Concepts Covered include:
- Why is this so hard?
- Current examples of transmission cost causation and beneficiary analysis at the Federal and RTO levels and well as examples from around the world?
- Cost causation and beneficiary analytical constructs from leading academic, economists and thought leaders.
- Views from stakeholders: regulators & policymakers, generators & customers
- Creative ideas and options for the future.
In the highly dynamic and technologically evolving electric industry, two key subjects continue to be transmission planning and development as well as the applicable cost allocation and rate recovery design. Determining who (or what) is causing the need for new transmission and who benefits from that new transmission is ripe for examination for lessons learned and for help understanding new ideas. In some cases, the answer is crystal clear, like fixing a local reliability concern.
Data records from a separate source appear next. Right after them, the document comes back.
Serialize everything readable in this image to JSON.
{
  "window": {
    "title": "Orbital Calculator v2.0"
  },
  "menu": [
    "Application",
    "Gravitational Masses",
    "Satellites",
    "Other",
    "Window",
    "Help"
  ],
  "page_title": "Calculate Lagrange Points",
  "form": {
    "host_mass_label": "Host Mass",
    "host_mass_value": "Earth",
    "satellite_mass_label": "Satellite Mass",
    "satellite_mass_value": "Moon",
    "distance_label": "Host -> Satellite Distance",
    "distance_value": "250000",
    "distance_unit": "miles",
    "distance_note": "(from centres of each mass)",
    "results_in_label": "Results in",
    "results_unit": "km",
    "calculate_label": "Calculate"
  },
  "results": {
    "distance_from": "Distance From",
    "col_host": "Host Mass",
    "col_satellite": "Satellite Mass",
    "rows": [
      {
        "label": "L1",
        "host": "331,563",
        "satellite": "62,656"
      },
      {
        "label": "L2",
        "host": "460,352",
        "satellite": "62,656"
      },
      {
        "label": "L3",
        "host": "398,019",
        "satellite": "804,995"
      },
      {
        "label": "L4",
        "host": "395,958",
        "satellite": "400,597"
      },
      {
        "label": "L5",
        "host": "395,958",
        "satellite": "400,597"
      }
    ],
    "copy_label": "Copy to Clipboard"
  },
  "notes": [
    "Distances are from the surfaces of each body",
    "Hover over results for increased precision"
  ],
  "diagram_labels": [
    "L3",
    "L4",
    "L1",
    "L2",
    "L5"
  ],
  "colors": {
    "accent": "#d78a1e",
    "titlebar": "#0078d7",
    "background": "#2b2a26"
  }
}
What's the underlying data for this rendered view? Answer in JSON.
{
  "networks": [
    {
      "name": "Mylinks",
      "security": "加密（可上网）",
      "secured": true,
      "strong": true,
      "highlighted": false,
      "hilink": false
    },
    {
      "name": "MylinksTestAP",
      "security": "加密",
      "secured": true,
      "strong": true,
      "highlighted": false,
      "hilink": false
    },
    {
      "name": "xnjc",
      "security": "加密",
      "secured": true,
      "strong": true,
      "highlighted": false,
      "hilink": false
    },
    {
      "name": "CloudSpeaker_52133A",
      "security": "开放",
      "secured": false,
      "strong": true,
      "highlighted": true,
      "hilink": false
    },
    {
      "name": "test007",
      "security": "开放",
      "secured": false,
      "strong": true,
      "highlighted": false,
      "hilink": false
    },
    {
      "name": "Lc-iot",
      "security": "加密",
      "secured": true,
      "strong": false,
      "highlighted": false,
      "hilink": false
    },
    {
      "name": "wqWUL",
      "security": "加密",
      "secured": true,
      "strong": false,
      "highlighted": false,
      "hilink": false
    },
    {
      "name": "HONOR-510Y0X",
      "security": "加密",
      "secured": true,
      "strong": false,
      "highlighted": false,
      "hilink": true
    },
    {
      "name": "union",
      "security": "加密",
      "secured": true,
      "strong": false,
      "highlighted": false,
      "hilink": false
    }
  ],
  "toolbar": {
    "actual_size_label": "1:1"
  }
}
But, in many cases like for larger, longer, or economically-driven transmission lines, the cost causation and beneficiary identification can be less clear cut despite computer modeling advances that have significantly expanded the realm of such identification. There is even less clarity as legacy central-station generation systems transition to newer, geographically-diverse generation sources, Load Serving Entities strive to meet changing customer needs and desires, and large RTO-created markets enable inter-regional transfers. This event focused on the current state and the art and practice of determining who or what are cost causers, who are the beneficiaries, what are the different past and current approaches to answering these questions, and what are some possible new approaches.